Trudel needed 24 paragraphs to dismiss that request. Nearer the end was a sentence that could be used to summarize the whole affair. “I find,” she wrote, “that the appellant has not demonstrated that refusing his application for stay would result in irreparable harm to the public interest.”
Here is some of the background of the decision from Maclean’s Magazine
That finding is based, in part, on the government’s own convoluted defence of its actions. What might otherwise be considered a ban on the wearing of the niqab during the citizenship oath has been presented to the court as an expression of “a desire in the strongest possible language.” So the ban is not quite a ban, insofar as citizenship judges have the discretion to allow someone to wear a niqab during the oath; despite the policy’s use of the term “must,” the government has been arguing that there is some room for a judge to decide that a woman need not remove her niqab.
The trouble here is that the minister, Jason Kenney, in this situation, does not have the power to unilaterally fetter the discretion of citizenship judges. Thus, if the ban were said to be mandatory, the government’s case would be moot.
The Federal Court’s Justice Keith Boswell found that the policy was mandatory in nature—and also in contradiction with legislation that allows for the greatest possible religious freedom in swearing the oath—and the Federal Court of Appeal found no reason to differ with Justice Boswell on that point. But the argument that the policy is optional has now been used by Trudel to dismiss the government’s request for a stay.
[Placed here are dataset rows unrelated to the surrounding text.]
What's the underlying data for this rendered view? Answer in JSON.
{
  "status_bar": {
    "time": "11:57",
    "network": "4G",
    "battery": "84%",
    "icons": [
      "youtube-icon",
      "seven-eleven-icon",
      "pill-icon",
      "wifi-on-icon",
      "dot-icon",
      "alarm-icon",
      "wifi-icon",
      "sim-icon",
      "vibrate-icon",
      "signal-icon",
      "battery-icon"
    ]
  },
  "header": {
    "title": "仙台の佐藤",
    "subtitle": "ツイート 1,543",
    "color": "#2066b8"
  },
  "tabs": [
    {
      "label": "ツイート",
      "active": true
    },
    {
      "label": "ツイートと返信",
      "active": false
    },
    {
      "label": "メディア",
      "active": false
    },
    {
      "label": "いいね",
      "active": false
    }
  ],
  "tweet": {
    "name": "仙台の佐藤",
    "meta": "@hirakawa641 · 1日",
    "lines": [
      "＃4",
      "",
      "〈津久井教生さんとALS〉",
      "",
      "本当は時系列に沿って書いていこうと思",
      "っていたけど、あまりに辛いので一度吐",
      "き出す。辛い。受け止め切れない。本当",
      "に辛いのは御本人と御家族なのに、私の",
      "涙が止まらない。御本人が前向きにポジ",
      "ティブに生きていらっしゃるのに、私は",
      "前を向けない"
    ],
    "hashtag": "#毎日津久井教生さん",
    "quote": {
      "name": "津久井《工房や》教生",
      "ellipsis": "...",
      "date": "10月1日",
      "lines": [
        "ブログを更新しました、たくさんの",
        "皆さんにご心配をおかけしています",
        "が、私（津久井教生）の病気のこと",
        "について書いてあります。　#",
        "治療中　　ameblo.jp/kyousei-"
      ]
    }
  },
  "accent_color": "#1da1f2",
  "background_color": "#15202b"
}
“Presuming that the appellant is right that the policy at issue is not mandatory and citizenship judges can apply it or not . . . how can one raise a claim of irreparable harm?” Trudel writes—irreparable harm being the standard for a stay. “It is simply inconsistent to claim, on the one hand, that a policy has no binding effect on decision-makers, but that irreparable harm would result if that policy was to be declared unlawful on the other.”
Furthermore, Trudel notes, “Citizenship and Immigration Canada had valid guidelines and procedures to ensure that citizenship candidates take the oath prior to the adoption of the policy. These guidelines and procedures are undisturbed by the finding that the policy is unlawful. There is no legislative or regulatory void.”
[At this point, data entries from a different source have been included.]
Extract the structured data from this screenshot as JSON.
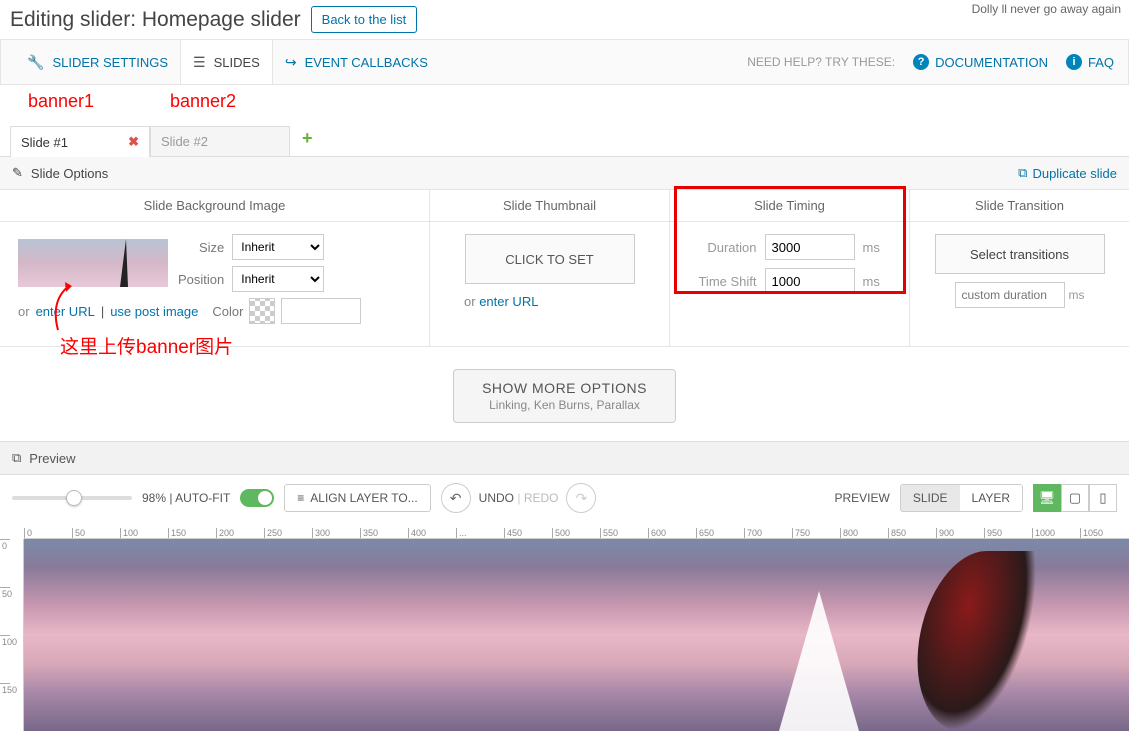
{
  "header": {
    "title": "Editing slider: Homepage slider",
    "back_btn": "Back to the list",
    "dolly": "Dolly ll never go away again"
  },
  "mainTabs": {
    "settings": "SLIDER SETTINGS",
    "slides": "SLIDES",
    "callbacks": "EVENT CALLBACKS"
  },
  "help": {
    "label": "NEED HELP? TRY THESE:",
    "documentation": "DOCUMENTATION",
    "faq": "FAQ"
  },
  "annotations": {
    "banner1": "banner1",
    "banner2": "banner2",
    "upload": "这里上传banner图片"
  },
  "slideTabs": {
    "tab1": "Slide #1",
    "tab2": "Slide #2"
  },
  "optionsBar": {
    "title": "Slide Options",
    "duplicate": "Duplicate slide"
  },
  "columns": {
    "bg": {
      "header": "Slide Background Image",
      "size_label": "Size",
      "size_value": "Inherit",
      "position_label": "Position",
      "position_value": "Inherit",
      "or": "or",
      "enter_url": "enter URL",
      "sep": " | ",
      "use_post": "use post image",
      "color_label": "Color"
    },
    "thumb": {
      "header": "Slide Thumbnail",
      "click_to_set": "CLICK TO SET",
      "or": "or",
      "enter_url": "enter URL"
    },
    "timing": {
      "header": "Slide Timing",
      "duration_label": "Duration",
      "duration_value": "3000",
      "timeshift_label": "Time Shift",
      "timeshift_value": "1000",
      "unit": "ms"
    },
    "trans": {
      "header": "Slide Transition",
      "select_btn": "Select transitions",
      "custom_placeholder": "custom duration",
      "unit": "ms"
    }
  },
  "showMore": {
    "line1": "SHOW MORE OPTIONS",
    "line2": "Linking, Ken Burns, Parallax"
  },
  "previewBar": {
    "label": "Preview"
  },
  "toolbar": {
    "zoom": "98%",
    "autofit_sep": " | ",
    "autofit": "AUTO-FIT",
    "align": "ALIGN LAYER TO...",
    "undo": "UNDO",
    "undo_sep": " | ",
    "redo": "REDO",
    "preview_label": "PREVIEW",
    "slide": "SLIDE",
    "layer": "LAYER"
  },
  "ruler_h": [
    "0",
    "50",
    "100",
    "150",
    "200",
    "250",
    "300",
    "350",
    "400",
    "...",
    "450",
    "500",
    "550",
    "600",
    "650",
    "700",
    "750",
    "800",
    "850",
    "900",
    "950",
    "1000",
    "1050"
  ],
  "ruler_v": [
    "0",
    "50",
    "100",
    "150"
  ]
}
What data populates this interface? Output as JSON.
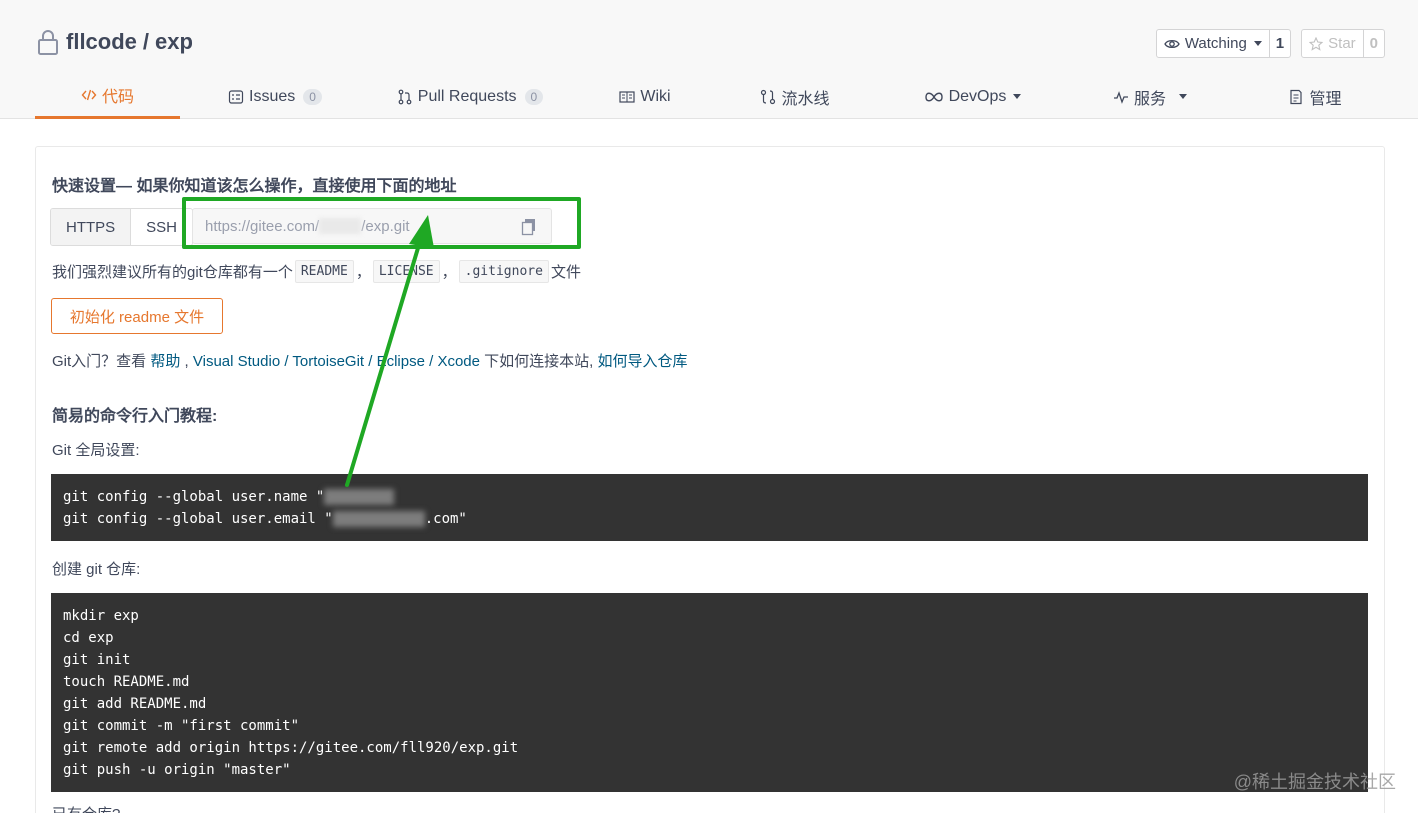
{
  "repo": {
    "owner": "fllcode",
    "separator": "/",
    "name": "exp"
  },
  "actions": {
    "watching_label": "Watching",
    "watching_count": "1",
    "star_label": "Star",
    "star_count": "0"
  },
  "tabs": [
    {
      "label": "代码",
      "icon": "code-icon",
      "active": true
    },
    {
      "label": "Issues",
      "count": "0",
      "icon": "issues-icon"
    },
    {
      "label": "Pull Requests",
      "count": "0",
      "icon": "pull-request-icon"
    },
    {
      "label": "Wiki",
      "icon": "wiki-icon"
    },
    {
      "label": "流水线",
      "icon": "pipeline-icon"
    },
    {
      "label": "DevOps",
      "icon": "infinity-icon",
      "dropdown": true
    },
    {
      "label": "服务",
      "icon": "pulse-icon",
      "dropdown": true
    },
    {
      "label": "管理",
      "icon": "manage-icon"
    }
  ],
  "quick_setup": {
    "title": "快速设置— 如果你知道该怎么操作，直接使用下面的地址",
    "protocols": [
      "HTTPS",
      "SSH"
    ],
    "url_prefix": "https://gitee.com/",
    "url_suffix": "/exp.git"
  },
  "recommend": {
    "prefix": "我们强烈建议所有的git仓库都有一个",
    "files": [
      "README",
      "LICENSE",
      ".gitignore"
    ],
    "sep": "，",
    "suffix": "文件"
  },
  "init_button": "初始化 readme 文件",
  "help": {
    "prefix": "Git入门？查看 ",
    "link_help": "帮助",
    "sep1": " , ",
    "link_tools": "Visual Studio / TortoiseGit / Eclipse / Xcode",
    "middle": " 下如何连接本站, ",
    "link_import": "如何导入仓库"
  },
  "tutorial": {
    "title": "简易的命令行入门教程:",
    "global_label": "Git 全局设置:",
    "global_line1": "git config --global user.name \"",
    "global_line2_prefix": "git config --global user.email \"",
    "global_line2_suffix": ".com\"",
    "create_label": "创建 git 仓库:",
    "create_lines": [
      "mkdir exp",
      "cd exp",
      "git init",
      "touch README.md",
      "git add README.md",
      "git commit -m \"first commit\"",
      "git remote add origin https://gitee.com/fll920/exp.git",
      "git push -u origin \"master\""
    ],
    "existing_label": "已有仓库?"
  },
  "watermark": "@稀土掘金技术社区",
  "colors": {
    "accent": "#e6772e",
    "link": "#005980",
    "highlight": "#1fa824",
    "code_bg": "#333333"
  }
}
That is, procedures already exist to ensure an oath is duly sworn.